Other parts of the revised USAM eased any concern that the DOJ might be moving towards a “cooperation or else” regime. First, the USAM retained its language that in many cases, no single factor should be dispositive of a given case. Thus, a corporation could elect not to “cooperate” and—theoretically, at least—still be eligible for leniency under the USAM’s remaining factors.
Second, whereas prosecutors had once considered 9 factors, now there were 10. What was this extra factor? It was, as set forth in USAM 9-28.900, the corporation’s “timely and voluntary disclosure” of wrongdoing. In the past, “voluntary disclosure” and “cooperation” had been considered as one factor. Now, however, the Department had elected to separate the two concepts. Why the sudden change? In a November speech introducing the revised Principles, Yates explained, “We made this change to emphasize that while the concepts of voluntary disclosure and cooperation are related, they are distinct factors to be given separate consideration in charging decisions.”
Consider the implications of this “new” prong: Prior to the implementation of the Yates Memo, a corporation that voluntarily disclosed wrongdoing but then failed to fully cooperate in a subsequent investigation would be eligible for partial credit.

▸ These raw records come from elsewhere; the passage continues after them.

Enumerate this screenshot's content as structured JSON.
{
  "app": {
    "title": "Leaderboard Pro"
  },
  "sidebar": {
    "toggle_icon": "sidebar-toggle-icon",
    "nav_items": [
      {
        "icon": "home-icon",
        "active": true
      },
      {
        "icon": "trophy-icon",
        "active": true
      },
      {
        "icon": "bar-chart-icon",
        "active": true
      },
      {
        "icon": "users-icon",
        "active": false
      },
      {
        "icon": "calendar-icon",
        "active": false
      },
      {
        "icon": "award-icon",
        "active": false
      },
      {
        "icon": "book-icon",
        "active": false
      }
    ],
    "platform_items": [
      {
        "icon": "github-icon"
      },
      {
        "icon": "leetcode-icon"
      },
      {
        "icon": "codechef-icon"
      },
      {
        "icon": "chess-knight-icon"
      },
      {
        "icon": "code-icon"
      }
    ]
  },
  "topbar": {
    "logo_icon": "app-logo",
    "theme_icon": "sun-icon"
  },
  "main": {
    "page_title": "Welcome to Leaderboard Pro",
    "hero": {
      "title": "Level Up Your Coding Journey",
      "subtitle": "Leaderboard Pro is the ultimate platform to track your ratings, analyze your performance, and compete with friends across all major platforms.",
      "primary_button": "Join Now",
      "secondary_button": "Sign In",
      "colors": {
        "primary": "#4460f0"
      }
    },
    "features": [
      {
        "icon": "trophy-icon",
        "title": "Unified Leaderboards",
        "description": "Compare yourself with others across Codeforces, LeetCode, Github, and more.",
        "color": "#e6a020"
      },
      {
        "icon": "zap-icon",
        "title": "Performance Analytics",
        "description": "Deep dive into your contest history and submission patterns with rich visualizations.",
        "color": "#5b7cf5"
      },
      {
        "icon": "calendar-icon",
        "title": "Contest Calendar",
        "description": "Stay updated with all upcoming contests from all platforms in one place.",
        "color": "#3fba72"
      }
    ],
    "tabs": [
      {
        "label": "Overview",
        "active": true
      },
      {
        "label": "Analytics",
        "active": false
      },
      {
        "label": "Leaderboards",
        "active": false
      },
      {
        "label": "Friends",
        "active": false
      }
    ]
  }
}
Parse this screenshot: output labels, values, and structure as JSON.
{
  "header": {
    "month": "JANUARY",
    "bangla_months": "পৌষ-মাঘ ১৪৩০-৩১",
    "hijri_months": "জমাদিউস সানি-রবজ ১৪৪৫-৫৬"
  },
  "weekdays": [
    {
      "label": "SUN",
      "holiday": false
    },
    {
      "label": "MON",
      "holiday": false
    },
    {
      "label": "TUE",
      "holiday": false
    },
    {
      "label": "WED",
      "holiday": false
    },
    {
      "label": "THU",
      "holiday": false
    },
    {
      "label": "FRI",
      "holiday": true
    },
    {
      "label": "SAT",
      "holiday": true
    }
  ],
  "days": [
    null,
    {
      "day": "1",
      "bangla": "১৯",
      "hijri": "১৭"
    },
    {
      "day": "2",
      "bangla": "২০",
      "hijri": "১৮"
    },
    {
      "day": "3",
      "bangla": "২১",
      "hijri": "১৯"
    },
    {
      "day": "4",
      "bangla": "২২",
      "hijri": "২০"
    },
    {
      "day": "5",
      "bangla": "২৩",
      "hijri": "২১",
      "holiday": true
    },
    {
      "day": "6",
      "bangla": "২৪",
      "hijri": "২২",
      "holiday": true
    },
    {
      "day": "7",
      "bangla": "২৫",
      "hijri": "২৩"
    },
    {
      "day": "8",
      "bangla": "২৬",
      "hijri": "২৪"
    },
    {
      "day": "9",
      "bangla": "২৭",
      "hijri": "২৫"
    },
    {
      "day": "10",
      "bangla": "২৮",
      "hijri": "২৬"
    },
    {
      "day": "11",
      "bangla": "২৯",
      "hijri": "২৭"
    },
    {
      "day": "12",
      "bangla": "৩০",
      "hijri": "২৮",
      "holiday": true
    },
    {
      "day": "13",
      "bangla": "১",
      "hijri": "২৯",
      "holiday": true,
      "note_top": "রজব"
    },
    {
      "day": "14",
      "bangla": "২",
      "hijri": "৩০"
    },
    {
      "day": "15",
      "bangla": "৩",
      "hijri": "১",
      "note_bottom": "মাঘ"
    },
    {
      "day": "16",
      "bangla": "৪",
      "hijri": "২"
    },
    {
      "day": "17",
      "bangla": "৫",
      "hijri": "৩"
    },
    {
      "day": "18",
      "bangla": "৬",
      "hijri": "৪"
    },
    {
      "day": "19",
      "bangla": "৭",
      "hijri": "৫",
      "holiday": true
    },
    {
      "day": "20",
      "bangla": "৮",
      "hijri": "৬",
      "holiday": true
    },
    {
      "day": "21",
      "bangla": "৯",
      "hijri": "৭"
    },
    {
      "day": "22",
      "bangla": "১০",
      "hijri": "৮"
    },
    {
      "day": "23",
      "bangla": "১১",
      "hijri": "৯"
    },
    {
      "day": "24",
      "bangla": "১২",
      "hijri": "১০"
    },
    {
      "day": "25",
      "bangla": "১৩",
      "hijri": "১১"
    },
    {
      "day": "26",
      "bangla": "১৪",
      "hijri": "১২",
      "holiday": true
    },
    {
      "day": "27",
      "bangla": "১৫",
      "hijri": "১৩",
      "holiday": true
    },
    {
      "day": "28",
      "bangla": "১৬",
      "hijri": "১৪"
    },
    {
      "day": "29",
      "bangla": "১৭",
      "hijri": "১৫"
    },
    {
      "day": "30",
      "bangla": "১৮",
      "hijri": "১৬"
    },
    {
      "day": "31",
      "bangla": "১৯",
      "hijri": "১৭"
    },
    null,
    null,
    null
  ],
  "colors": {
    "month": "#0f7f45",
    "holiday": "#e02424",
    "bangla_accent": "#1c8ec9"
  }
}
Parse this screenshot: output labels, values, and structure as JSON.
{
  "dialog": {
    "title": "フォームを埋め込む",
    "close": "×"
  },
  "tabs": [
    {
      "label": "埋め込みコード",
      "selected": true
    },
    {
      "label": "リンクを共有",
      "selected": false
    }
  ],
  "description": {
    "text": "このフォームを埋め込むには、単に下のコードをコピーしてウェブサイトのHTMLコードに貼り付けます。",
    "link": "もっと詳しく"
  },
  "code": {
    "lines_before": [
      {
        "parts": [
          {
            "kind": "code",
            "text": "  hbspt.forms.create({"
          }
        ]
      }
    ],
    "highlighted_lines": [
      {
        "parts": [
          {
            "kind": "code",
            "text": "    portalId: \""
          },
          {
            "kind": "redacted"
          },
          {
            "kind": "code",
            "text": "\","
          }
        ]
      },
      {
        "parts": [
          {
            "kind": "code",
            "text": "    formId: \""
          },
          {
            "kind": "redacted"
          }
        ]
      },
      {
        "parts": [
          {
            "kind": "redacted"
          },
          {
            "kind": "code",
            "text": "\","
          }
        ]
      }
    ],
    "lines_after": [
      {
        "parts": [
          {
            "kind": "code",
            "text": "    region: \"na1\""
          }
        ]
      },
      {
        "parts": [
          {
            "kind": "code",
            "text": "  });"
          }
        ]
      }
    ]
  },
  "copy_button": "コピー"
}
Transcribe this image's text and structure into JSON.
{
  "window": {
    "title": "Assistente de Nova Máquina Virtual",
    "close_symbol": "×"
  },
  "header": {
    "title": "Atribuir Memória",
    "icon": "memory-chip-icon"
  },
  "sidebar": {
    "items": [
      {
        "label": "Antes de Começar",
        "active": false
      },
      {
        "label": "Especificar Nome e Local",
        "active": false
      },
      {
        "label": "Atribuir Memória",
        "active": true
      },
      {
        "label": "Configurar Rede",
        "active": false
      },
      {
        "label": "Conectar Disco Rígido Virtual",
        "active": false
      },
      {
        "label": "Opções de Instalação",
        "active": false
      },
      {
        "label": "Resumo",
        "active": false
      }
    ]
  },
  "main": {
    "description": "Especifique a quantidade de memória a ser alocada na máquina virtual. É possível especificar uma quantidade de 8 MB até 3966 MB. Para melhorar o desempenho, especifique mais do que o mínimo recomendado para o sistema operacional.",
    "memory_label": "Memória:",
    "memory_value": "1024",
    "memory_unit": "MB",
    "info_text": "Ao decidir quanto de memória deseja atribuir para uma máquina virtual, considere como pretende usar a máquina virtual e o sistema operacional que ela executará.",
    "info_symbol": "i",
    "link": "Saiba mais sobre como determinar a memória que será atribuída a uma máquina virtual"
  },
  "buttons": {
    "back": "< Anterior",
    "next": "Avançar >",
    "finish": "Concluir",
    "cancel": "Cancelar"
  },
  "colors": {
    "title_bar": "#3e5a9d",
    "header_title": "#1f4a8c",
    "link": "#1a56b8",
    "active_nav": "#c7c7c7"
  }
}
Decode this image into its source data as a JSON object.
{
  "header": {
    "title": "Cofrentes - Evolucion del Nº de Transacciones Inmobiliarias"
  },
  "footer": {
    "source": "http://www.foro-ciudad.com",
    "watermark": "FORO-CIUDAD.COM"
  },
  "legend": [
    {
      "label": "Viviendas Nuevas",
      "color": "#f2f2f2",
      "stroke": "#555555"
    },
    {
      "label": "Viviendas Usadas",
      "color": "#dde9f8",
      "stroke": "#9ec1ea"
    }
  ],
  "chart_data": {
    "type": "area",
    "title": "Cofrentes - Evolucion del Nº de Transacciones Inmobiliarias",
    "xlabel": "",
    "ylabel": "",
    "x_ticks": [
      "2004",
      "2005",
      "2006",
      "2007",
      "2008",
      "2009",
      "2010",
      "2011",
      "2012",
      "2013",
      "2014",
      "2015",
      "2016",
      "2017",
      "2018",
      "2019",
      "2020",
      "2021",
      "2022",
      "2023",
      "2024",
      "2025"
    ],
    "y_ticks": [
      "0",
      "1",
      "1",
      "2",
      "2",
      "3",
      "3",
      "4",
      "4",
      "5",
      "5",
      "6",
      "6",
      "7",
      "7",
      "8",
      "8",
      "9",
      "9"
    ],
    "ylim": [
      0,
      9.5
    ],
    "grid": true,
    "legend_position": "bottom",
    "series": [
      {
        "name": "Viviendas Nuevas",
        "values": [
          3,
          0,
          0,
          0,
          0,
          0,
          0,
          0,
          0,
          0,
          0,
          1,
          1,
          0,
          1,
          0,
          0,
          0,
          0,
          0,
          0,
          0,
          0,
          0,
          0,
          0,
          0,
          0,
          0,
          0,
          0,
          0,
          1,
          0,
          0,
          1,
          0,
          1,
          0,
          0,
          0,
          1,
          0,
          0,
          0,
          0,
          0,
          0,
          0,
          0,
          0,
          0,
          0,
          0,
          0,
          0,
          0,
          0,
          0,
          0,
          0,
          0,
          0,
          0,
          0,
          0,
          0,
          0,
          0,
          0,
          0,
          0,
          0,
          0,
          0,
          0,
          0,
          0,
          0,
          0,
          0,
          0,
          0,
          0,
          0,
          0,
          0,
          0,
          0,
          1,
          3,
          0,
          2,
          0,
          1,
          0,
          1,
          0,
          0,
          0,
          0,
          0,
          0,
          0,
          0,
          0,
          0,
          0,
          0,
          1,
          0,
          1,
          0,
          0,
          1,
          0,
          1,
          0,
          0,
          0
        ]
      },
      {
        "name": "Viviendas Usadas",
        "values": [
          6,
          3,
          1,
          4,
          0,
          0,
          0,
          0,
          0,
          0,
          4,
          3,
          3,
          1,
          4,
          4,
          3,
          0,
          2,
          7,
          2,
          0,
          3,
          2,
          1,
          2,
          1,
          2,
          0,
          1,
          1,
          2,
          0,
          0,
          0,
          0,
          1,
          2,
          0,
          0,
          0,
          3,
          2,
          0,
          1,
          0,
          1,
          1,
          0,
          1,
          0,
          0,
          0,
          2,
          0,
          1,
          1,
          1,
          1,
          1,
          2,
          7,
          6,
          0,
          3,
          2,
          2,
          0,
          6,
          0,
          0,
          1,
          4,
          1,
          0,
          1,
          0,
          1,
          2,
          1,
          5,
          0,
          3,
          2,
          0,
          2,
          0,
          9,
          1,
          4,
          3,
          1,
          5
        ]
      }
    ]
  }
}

Today, that same corporation would receive no “cooperation” credit whatsoever, but still be eligible for “voluntary disclosure” credit under USAM 9-28.900. How is this anything more than an exercise in semantics?
As skeptics have already pointed out, it remains an open question how much the Yates Memo has altered practice among prosecutors and corporate investigators. We have yet to witness a tsunami of individual prosecutions. One would hardly expect there to be, given the well-established difficulty in proving mens rea and establishing responsibility for complex transactions after the fact. At the same time, the DOJ’s rhetoric has hit a nerve. White-collar defense attorneys have dutifully warned their corporate clients to proceed more carefully in investigating misconduct, and the DOJ’s Fraud Division is informally requiring corporate targets to certify that they have undertaken their best efforts to uncover and identify culpable individuals.
There is yet hope for corporate prosecutions. The DOJ’s Fraud section has implemented a pilot program for FCPA cases that may prove more productive, and alternative tools may further aid in identifying individual offenders. Nevertheless, when we look back ten years from now, it seems doubtful that we will see the Yates Memo as the stick it purported to be.
 Joseph W. Yockey, Beyond Yates: From Engagement to Accountability in Corporate Crime, 12 NYU J.L. & Bus. 407, 408 (2016).
 For a critique of Yates’s analogy to the narcotics trafficking context, see Elizabeth E. Joh & Thomas W. Joo, The Corporation as Snitch: The New DOJ Guidelines on Prosecuting White Collar Crime, 101Va. L. Rev. Online 51 (2015).
Miriam Baer is a Professor at Brooklyn Law School. Professor Baer teaches in the areas of corporate law, white collar crime, criminal law and criminal procedure. Professor Baer’s scholarship, which focuses on organizational wrongdoing in public and private settings, has twice been selected for the prestigious Stanford-Yale-Harvard Junior Faculty Forum.
The views, opinions and positions expressed within all posts are those of the author alone and do not represent those of the Program on Corporate Compliance and Enforcement or of New York University School of Law. The accuracy, completeness and validity of any statements made within this article are not guaranteed. We accept no liability for any errors, omissions or representations. The copyright of this content belongs to the author and any liability with regards to infringement of intellectual property rights remains with them.